‘It enables the firm to observe a senior person’s team without its leader,’ he replies. ‘It lets us identify prospective leaders, the person with the initiative to step up to a more responsible role. Clients are also able to build relationships with members of the team other than the senior person. It is a good tool for risk management, too. Not even email contact is allowed during the sabbatical, so if there are any risks, they will emerge.’ He pauses: ‘It reminds you that you aren’t indispensable.’

And the benefits of the scheme to individuals? ‘One week is just a short rest and two weeks is a short holiday. Six weeks allows you to get work out of your system and begin to think about the big picture. It’s an opportunity to do something different. And actually, if you’ve got the right team in place, there’s no need to read emails while you’re on holiday.’

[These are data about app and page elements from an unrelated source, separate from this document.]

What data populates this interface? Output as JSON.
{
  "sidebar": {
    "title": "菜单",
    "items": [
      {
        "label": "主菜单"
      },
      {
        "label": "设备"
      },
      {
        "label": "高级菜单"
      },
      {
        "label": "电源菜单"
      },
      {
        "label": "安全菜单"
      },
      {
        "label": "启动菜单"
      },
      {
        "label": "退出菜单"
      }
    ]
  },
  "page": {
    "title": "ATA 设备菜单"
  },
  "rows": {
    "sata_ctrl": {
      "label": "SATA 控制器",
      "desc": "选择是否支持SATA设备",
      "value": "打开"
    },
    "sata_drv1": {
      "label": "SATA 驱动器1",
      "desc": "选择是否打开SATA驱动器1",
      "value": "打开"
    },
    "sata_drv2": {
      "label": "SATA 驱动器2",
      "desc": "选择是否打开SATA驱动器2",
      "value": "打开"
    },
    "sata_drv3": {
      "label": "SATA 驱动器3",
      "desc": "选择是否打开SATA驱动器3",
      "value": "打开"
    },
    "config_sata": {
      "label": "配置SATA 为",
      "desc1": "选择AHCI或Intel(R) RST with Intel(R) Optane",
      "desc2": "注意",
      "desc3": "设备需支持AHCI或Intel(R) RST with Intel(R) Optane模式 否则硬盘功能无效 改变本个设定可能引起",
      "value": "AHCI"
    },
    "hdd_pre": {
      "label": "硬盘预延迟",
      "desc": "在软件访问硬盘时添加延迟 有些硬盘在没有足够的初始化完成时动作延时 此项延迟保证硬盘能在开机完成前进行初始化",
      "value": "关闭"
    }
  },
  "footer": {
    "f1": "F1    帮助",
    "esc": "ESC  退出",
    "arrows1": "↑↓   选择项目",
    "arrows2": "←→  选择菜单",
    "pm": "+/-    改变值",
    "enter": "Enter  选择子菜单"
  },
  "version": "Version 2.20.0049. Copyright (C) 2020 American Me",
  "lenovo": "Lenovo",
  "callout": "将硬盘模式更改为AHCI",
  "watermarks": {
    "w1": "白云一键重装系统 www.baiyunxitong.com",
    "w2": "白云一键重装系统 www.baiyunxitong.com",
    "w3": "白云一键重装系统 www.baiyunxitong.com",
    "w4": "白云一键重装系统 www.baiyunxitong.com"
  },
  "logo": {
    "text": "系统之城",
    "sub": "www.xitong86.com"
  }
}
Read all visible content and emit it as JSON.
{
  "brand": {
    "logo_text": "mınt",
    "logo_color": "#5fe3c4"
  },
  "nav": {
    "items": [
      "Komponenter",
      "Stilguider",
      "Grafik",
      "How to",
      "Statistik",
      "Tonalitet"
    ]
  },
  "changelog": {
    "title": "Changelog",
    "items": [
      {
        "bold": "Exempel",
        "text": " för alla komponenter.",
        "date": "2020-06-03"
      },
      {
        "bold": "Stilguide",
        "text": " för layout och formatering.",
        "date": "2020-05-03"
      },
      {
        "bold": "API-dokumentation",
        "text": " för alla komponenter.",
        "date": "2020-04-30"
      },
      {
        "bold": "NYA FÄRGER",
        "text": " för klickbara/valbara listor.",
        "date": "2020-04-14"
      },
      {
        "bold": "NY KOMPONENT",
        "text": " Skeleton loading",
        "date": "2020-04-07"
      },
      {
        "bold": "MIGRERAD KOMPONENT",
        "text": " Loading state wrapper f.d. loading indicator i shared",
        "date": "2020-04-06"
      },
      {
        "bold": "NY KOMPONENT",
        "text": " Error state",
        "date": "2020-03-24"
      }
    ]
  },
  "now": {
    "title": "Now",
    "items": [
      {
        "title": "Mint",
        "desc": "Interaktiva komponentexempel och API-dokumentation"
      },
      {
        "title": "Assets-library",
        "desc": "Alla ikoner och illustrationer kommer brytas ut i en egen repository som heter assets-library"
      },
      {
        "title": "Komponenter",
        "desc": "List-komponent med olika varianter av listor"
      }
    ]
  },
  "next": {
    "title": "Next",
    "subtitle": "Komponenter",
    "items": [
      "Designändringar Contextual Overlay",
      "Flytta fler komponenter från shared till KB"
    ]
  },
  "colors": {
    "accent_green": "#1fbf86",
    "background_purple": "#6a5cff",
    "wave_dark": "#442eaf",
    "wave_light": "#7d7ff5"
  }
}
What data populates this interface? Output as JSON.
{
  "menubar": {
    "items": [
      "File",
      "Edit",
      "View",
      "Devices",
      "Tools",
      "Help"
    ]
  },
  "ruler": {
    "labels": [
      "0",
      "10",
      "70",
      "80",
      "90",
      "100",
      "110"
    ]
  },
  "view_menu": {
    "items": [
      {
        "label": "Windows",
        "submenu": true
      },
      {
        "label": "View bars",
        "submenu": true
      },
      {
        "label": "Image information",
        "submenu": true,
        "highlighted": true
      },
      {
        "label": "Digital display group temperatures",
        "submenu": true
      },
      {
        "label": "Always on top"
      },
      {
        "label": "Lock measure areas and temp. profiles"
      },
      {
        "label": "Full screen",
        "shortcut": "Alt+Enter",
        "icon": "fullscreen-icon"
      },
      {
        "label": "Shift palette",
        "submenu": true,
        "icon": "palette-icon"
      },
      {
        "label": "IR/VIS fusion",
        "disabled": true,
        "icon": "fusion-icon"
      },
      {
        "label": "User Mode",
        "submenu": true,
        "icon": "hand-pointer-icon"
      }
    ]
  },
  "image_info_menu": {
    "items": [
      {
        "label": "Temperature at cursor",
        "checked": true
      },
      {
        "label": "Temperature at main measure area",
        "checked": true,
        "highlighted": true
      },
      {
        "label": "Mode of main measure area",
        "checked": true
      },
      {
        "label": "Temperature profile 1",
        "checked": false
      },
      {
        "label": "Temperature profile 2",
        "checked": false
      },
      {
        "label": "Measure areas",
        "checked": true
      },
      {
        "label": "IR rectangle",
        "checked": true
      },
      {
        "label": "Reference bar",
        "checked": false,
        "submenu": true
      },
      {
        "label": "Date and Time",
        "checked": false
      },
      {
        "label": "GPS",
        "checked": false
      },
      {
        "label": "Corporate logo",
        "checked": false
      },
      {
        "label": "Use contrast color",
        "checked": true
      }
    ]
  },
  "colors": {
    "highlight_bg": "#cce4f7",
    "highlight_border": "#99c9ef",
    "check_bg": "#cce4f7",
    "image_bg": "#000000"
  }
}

What are Tyler’s plans for the future of the firm? ‘We are going to continue developing our brand as a modern law firm, with a dynamic, forward-looking culture [the firm was rebranded in June from Cripps Harries Hall to Cripps]’, he responds.

‘We expect to make more lateral hires to strengthen our offering. And we will continue to be open with clients and colleagues alike. We genuinely don’t do politics at Cripps.’

Jonathan Rayner is Gazette staff writer


Gavin, in self-imposed purdah during a six-week sabbatical break, has probably not yet heard the good news that his firm’s private client team has scooped a prestigious prize.

At a Society of Trust and Estate Practitioners award ceremony on 17 September, attended by 700 private client professionals, the Cripps contingent was named Legal Team of the Year (midsize).

Myles McIntosh, who heads Cripps’ 90-strong private client division, commented: ‘The judges put our success down to two factors. The first was the way the private client team works hand-in-hand with our corporate and property practices to provide a broader service to our entrepreneurial clients. These individuals may, for instance, want to buy or sell a business, or pass shares in a business down to their family.

‘They need advice on how their plans may impact upon not only themselves, but also their spouses and children. Our combined team can help with tax and estate planning, the sale or purchase of properties associated with the business, and all other aspects of the transaction.

‘The second factor that caught the judges’ eyes was our close focus on client service. We put great stock in getting feedback from clients and looking at ways to improve our service to them. We seek feedback on everything: speed, friendliness, approachability, contact with secretaries. All this is absolutely key to the Cripps ethos: It is all about the client.’